Work instruction: Determine the number of lines in the data below that contain the string "this", and respond with that number alone.
+++
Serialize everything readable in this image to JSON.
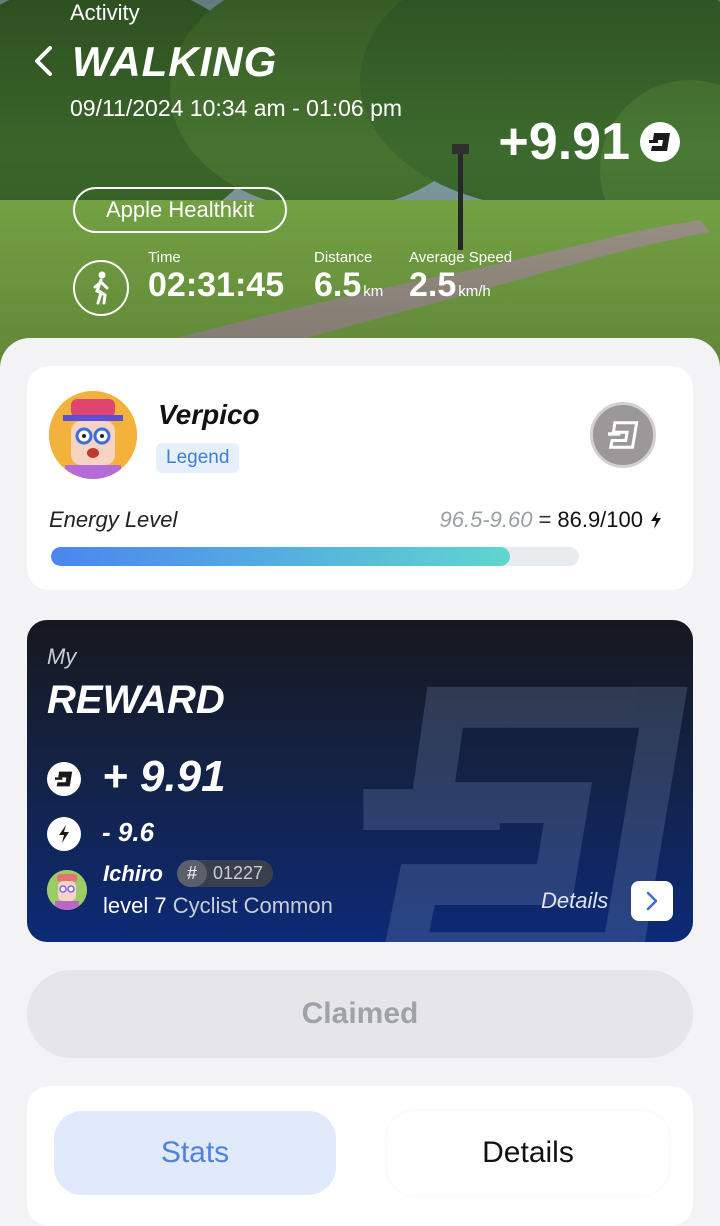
{
  "header": {
    "section_label": "Activity",
    "title": "WALKING",
    "datetime": "09/11/2024 10:34 am - 01:06 pm",
    "reward_value": "+9.91",
    "source_button": "Apple Healthkit",
    "stats": [
      {
        "label": "Time",
        "value": "02:31:45",
        "unit": ""
      },
      {
        "label": "Distance",
        "value": "6.5",
        "unit": "km"
      },
      {
        "label": "Average Speed",
        "value": "2.5",
        "unit": "km/h"
      }
    ]
  },
  "user": {
    "name": "Verpico",
    "badge": "Legend",
    "energy_label": "Energy Level",
    "energy_formula": "96.5-9.60",
    "energy_equals": "=",
    "energy_result": "86.9/100",
    "energy_fraction": 0.869
  },
  "reward": {
    "my_label": "My",
    "title": "REWARD",
    "amount": "+ 9.91",
    "energy_cost": "- 9.6",
    "nft_name": "Ichiro",
    "nft_hash": "#",
    "nft_id": "01227",
    "nft_level": "level 7",
    "nft_class": "Cyclist Common",
    "details_label": "Details"
  },
  "claim_button": "Claimed",
  "tabs": [
    {
      "label": "Stats",
      "active": true
    },
    {
      "label": "Details",
      "active": false
    }
  ],
  "colors": {
    "accent_blue": "#4f82da",
    "energy_gradient_start": "#4a86f0",
    "energy_gradient_end": "#5fd6cf",
    "reward_card_dark": "#16181f",
    "reward_card_blue": "#0c2a77"
  },
  "icons": [
    "back-chevron-icon",
    "token-icon",
    "walking-icon",
    "lightning-icon",
    "chevron-right-icon"
  ]
}
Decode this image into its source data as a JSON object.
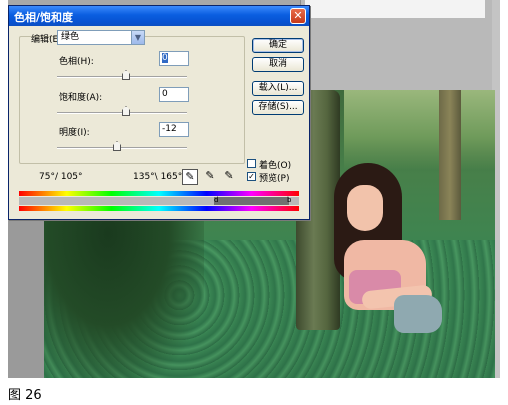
{
  "dialog": {
    "title": "色相/饱和度",
    "close_glyph": "✕",
    "edit_label": "编辑(E):",
    "edit_value": "绿色",
    "hue_label": "色相(H):",
    "hue_value": "0",
    "saturation_label": "饱和度(A):",
    "saturation_value": "0",
    "lightness_label": "明度(I):",
    "lightness_value": "-12",
    "range_left": "75°/ 105°",
    "range_right": "135°\\ 165°",
    "buttons": {
      "ok": "确定",
      "cancel": "取消",
      "load": "载入(L)...",
      "save": "存储(S)..."
    },
    "colorize_label": "着色(O)",
    "colorize_checked": false,
    "preview_label": "预览(P)",
    "preview_checked": true,
    "range_marker_left": "d",
    "range_marker_right": "b"
  },
  "caption": "图 26",
  "icons": [
    "close-icon",
    "dropdown-arrow-icon",
    "eyedropper-icon",
    "eyedropper-plus-icon",
    "eyedropper-minus-icon"
  ]
}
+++
Task output: 2